The potential for a single form to assume a number of different identities is an assumption underlying all of Arp's art. It corresponds to his working method, in which new shapes are "discovered" out of essential biomorphic forms. This assumption also corresponds to a philosophy which holds that all natural shapes are modifications of a few basic forms. This doctrine originated with Johann Wolfgang von Goethe, the eighteenth-century naturalist and artist who was one of the first to theorize about the nature of cellular growth. Goethe developed a view of the world based on dynamic change, in which process, growth, and development determine the identity of living organisms. Arp would have found a kinship of ideas with Goethe in, for example, the following passage:
“the organic parts of a plant—leaves and flowers, stamens and pistils, the great variety of covering tissues and whatever else strikes the senses—they are all identical organs which a succession of vegetative operations modifies and transforms beyond recognition.
The same organ can fan out into a compound leaf of the utmost complexity and contract to form the simplest stalk. Depending on circumstances, the same organ can develop into a flower bud or an infertile twig.
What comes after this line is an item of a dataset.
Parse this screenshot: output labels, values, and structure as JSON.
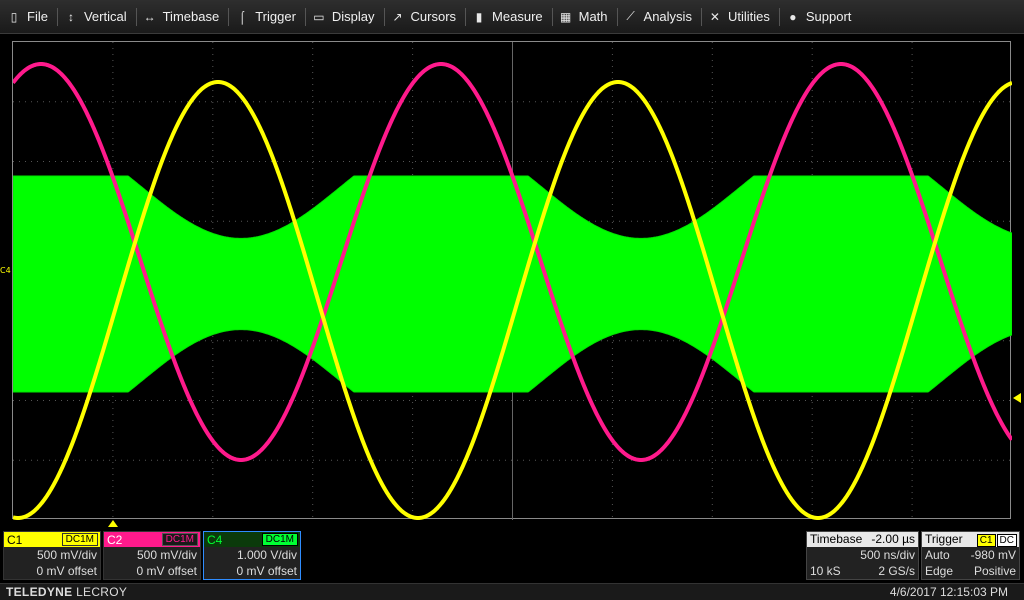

The calyx, forcing its development, can become a corolla; and the corolla can undergo a regression in the direction of the calyx.”
The poet's disdain for rationality stems from his disgust with the imperialist logic that launched the world into the Great War. With a bombastic rhetoric that disturbingly echoes the violence of the propaganda that he aimed to counter, Tzara asked that artists likewise fight back with an ironic mimicry of the strength, straightness, and precision manifest in the lunatic barbarity of modern warfare and mass-production: "there is a great negative work of destruction to be accomplished. We must sweep and clean. Affirm the cleanliness of the individual after the state of madness, aggressive complete madness of a world abandoned to the hands of bandits, who rend one another and destroy the centuries."
On one level, as satirical critique, the embroideries and collages evoke the depersonalized severity of machine production; simultaneously, however, this geometric aesthetic is transformed into something else, something new and affirmative. Tzara's "beyond understanding" refers to the irrationality of a capitalist imperialism that masquerades as reason - but it also signals an alternative, the possibility that a positive form of irrationality could take reason's place as society's guiding principle.